Fear also contributed to Obeidi's dedication to the nuclear-weapons project. He describes the terror under Saddam - Obeidi calls him Iraq's real "weapon of mass destruction" - where scientists received orders they could not refuse with deadlines in weeks for projects that would normally take years. Obeidi retreated to his garden to escape suspected bugging devices in his house, saying he even feared speaking frankly to his wife.

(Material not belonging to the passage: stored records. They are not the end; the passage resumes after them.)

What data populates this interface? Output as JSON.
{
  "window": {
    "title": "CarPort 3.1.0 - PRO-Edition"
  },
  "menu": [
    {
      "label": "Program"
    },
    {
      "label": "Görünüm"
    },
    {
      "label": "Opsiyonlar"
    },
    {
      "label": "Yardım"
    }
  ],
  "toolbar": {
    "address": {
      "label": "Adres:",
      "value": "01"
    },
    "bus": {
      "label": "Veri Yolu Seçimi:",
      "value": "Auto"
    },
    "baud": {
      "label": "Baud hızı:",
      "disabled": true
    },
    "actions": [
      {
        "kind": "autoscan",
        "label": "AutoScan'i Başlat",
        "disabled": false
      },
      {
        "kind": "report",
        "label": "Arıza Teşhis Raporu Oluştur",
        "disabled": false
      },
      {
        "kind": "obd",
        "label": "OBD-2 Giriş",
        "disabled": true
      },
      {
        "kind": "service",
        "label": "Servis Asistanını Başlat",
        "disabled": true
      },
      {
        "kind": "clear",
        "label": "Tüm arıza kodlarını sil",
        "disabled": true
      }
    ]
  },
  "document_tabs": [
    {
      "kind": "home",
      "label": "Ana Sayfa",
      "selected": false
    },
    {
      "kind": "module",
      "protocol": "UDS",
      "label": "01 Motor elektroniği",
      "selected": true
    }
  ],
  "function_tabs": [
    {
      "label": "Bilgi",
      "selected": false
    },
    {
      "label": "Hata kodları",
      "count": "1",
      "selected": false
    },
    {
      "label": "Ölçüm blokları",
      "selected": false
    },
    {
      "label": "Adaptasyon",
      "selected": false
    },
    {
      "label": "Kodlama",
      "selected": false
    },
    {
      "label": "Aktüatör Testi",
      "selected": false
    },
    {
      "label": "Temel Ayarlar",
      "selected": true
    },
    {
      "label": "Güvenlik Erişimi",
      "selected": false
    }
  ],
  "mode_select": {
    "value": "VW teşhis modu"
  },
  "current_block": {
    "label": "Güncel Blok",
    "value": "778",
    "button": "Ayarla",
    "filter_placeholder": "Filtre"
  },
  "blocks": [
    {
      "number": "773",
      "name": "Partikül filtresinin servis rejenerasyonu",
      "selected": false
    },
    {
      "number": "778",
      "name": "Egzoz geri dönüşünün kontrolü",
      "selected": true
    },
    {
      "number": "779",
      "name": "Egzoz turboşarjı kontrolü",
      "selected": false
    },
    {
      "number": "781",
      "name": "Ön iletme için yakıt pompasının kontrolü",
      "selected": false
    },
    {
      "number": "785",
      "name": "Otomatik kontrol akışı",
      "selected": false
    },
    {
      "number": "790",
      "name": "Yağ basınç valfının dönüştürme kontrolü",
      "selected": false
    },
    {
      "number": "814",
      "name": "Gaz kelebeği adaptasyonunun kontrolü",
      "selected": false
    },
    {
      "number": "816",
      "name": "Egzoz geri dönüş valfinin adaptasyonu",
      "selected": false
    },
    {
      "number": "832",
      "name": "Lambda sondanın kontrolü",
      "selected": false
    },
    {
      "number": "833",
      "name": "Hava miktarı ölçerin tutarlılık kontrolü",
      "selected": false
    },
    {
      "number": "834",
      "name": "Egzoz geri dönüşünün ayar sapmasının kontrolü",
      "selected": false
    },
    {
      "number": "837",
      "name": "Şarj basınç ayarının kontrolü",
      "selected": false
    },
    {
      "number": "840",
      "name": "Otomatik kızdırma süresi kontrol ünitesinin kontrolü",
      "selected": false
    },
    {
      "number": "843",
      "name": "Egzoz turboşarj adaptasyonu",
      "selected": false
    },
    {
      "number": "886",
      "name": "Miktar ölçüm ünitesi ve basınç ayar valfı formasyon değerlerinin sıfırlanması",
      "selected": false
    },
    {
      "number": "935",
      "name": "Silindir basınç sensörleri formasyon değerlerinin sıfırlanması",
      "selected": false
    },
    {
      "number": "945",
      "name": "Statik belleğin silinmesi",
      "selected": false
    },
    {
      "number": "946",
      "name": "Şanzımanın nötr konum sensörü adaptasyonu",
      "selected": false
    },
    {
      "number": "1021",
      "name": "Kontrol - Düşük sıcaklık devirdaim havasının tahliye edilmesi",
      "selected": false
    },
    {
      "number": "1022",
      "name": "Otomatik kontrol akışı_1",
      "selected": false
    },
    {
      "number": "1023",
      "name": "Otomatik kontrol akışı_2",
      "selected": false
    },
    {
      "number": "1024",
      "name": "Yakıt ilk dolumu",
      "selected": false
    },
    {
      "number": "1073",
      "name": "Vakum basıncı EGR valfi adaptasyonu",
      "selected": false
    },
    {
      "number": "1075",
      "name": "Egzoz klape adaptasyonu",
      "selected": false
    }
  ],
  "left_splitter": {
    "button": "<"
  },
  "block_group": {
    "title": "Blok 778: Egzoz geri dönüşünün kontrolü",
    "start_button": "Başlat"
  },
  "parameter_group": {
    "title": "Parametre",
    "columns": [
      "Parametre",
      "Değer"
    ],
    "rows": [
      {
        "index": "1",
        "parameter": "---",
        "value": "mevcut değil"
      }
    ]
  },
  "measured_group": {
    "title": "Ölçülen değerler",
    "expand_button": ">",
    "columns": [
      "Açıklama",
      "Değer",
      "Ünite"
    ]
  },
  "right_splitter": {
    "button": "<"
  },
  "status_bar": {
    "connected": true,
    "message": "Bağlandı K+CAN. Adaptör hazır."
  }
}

Obeidi also notes that economic sanctions after the Gulf War had made most Iraqis dependent on government rations, tightening Saddam's grip and heightening his power. In this climate of fear, dishonesty and delusion dominated. Underlings told bosses what they wanted to hear rather than risk reprisals, right up to the regime's highest levels. Even during the years of sanctions, while Obeidi worked on industrial projects, Saddam's men pestered him about restarting the centrifuge program, an impossible dream under the global spotlight. On the eve of the 2003 invasion, many Iraqis believed regime propaganda and expected to rout the infidels.

In a very readable narrative with the elements of a spy thriller, Obeidi recounts how he and his team acquired specialized material to make high-speed centrifuges for uranium enrichment. They used a variety of cover stories, claiming they wanted items such as specialty steel and magnets for other industrial applications, feigning ignorance about potential lethal uses for equipment and staying beneath the international nuclear non-proliferation security radar. Western ambivalence toward Iraq in the 1980s likely contributed to their success, or at least turned a blind eye to their activities. As US president Ronald Reagan's emissary to Saddam Hussein, Donald Rumsfeld, can tell you, many in the West favored Iraq over Iran, fresh from its Islamic revolution, in their eight-year standoff.

Obeidi's overseas academic and professional associates and his scientific legitimacy opened doors, including obtaining from Italy key centrifuge blueprints that were more tightly held in the US. Obeidi's group also utilized a network of Iraqi government front companies, diplomatic contacts, and outright criminals to procure parts and expertise for the program.

Though he doesn't blow his own trumpet, the book underlines Obeidi's engineering brilliance. To solve the riddle of nuclear enrichment, he developed a landmark aluminum barrier for enrichment by the gas-diffusion method. That success led to a late-night meeting with Kamel Hussein in 1987. Obeidi told Saddam Hussein's son-in-law that the diffusion breakthrough, though technically elegant, didn't fit Iraq's limited industrial capabilities and production of enriched uranium by diffusion would be difficult to conceal from international scrutiny.

Pressed for alternatives, Obeidi proposed a centrifuge strategy and left the meeting attached to the regime's Special Security Branch in command of 200 engineers and technicians on the secret crash program to pursue both enrichment methods. The unsuccessful test of a home-grown centrifuge, based on antiquated technology, and a warning that Kamel Hussein was "tired of failures", sent Obeidi and his team on their shopping spree in the international scientific community and the nuclear black market for a more modern solution. Obeidi's ingenuity in deception and engineering keyed the project's success.

Writing to alert the world to the relative ease of nuclear proliferation, Obeidi warns that the real secrets for weapons of mass destruction remain buried, not in gardens, but in the minds of thousands of scientists around the world. Their knowledge can still be exploited by autocrats through threats and coercion. It's a convincing argument, partially undermined by the extraordinary resourcefulness of Obeidi and his team, as well as improvements in the global non-proliferation regime. But Obeidi's alarm is important: the spread of nuclear weapons to India, Pakistan and, apparently, North Korea shows that the world still hasn't woken up.

The Bomb in My Garden: The Secrets of Saddam's Nuclear Mastermind, by Mahdi Obeidi and Kurt Pitzer, John Wiley & Sons, 2004, Hoboken, New Jersey. ISBN: 0-471-67965-8. Price: US$24.95, 242 pages.

Gary LaMoshi has worked as a broadcast producer and print writer and editor in the US and Asia. Longtime editor of investor rights advocate, he is also a contributor to Slate and